Some initial thoughts on the Brussels Declaration on STM publishing

From: Peter Banks <pbanks_at_BANKSPUB.COM>
Date: Tue, 20 Feb 2007 08:41:33 -0500

Yes, a few scientists can get together and create a journal using open
source software.

What they might find a bit harder, say, is managing a portfolio of 1000+
journals. (The combined Blackwell-Wiley will have about 1250 journals). That
takes an investment that a handful of researchers in their spare time might
find a little daunting. At this level, you need a hosting platform, a
manuscript management platform, hoards of editors and translators, etc., and
the capital and management to support it all.

On 2/19/07 7:47 PM, "Heather Morrison" <heatherm_at_ELN.BC.CA> wrote:

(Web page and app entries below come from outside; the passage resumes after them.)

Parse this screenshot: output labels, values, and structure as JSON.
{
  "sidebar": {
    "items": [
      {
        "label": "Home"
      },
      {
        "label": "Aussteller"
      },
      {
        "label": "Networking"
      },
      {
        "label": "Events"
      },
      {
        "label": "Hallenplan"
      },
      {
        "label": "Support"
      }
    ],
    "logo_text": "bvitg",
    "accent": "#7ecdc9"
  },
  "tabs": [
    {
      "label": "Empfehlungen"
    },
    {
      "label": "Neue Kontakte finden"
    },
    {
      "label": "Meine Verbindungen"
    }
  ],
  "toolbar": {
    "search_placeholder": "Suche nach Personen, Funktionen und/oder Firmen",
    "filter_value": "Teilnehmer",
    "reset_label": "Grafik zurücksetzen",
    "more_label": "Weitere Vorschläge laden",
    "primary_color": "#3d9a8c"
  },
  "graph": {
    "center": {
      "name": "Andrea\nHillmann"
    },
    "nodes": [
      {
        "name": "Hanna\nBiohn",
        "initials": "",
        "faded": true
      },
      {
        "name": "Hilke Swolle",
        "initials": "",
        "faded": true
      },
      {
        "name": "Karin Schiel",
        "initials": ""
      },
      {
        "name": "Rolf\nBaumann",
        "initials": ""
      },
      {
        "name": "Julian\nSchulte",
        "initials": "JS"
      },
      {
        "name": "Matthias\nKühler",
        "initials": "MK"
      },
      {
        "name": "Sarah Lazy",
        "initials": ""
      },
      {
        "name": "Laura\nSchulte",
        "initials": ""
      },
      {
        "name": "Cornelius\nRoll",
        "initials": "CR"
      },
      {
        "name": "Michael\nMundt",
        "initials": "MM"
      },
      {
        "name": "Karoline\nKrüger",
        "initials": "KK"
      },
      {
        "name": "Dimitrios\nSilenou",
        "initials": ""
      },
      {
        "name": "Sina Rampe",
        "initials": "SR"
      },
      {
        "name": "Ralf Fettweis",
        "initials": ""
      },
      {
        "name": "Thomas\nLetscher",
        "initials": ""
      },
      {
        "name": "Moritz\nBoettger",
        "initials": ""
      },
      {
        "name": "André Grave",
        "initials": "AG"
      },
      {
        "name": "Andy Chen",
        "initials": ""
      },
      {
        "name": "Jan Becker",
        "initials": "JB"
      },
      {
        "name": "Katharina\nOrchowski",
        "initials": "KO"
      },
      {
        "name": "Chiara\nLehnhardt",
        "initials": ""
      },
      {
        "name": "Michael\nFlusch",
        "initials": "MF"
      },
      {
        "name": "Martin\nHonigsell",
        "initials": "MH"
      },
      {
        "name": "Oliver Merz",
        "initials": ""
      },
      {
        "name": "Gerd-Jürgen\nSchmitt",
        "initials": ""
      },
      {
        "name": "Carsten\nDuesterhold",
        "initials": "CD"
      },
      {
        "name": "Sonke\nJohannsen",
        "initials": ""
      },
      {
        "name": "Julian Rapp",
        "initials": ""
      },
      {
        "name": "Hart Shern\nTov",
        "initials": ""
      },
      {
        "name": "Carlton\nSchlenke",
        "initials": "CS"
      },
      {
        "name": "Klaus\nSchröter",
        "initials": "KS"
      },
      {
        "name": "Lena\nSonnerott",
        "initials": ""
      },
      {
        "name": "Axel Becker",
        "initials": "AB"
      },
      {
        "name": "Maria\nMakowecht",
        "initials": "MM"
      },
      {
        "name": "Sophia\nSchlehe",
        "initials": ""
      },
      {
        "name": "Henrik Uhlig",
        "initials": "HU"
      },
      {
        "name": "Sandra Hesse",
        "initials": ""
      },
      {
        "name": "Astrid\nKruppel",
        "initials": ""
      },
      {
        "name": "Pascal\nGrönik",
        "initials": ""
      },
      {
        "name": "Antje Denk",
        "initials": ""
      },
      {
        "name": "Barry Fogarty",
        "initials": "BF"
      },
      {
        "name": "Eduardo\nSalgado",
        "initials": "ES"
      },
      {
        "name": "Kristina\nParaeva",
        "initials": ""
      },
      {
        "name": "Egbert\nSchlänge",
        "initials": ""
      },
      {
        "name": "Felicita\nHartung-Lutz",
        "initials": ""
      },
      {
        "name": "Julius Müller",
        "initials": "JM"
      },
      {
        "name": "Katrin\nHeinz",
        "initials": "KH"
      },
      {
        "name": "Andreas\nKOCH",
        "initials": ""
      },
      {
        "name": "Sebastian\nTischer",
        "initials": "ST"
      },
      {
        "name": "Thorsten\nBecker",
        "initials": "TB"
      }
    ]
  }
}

> On 19-Feb-07, at 9:07 AM, Peter Banks wrote:
> Publishing, like
> all industries, requires a far more sophisticated infrastructure and
> a far
> greater global reach than ever before, which means an ever greater
> need for
> capital that only larger companies can provide.
> Au contraire - with modern computing technology, internet
> connectivity, and software - it is not at all difficult for an
> individual or small group of researchers to set up their own journal,
> with little, or even no, capital.
> Global reach is as simple as making one copy of your work open
> access. From there, anyone in the world with a computer and internet
> connection has access.
> Today's laptop is more than enough computing power to run a journal.
> The bandwidth requirements are a pittance compared to audio-visual
> applications, or watching YouTube.
> Free, open source software, such as Open Journal Systems is available
> [disclosure: I work for SFU Library, one of the partners in the PKP
> project which produces OJS]. The technically minded can look after
> their own technology and hosting; or, there are services available at
> very reasonable cost. SFU Library, for example, charges $750 Cdn per
> year for a single journal, or $600 Cd per journal per year for more
> than 10 journals.
> For more on this topic, please see my blogpost, Scholarly
> Publishing: High Quality at Low Cost:
> NOT that open access requires any changes whatsoever to the
> publishing industry, of course. As Stevan constantly - and correctly
> - reminds us, researchers can publish in the journal of their choice,
> and provide all that is needed for open access by self-archiving.
> Heather Morrison, M.L.I.S.
> Project Coordinator, BC Electronic Library Network
> &
> Editor, Theory / Research
> Partnership: the Canadian Journal of Library and Information
> Practice and Research

Peter Banks
Banks Publishing
Publications Consulting and Services
10332 Main Street #158
Fairfax, VA 22030
(703) 591-6544
CELL (703) 254-8862
FAX (703) 383-0765
Received on Tue Feb 20 2007 - 14:39:30 GMT

This archive was generated by hypermail 2.3.0 : Fri Dec 10 2010 - 19:48:45 GMT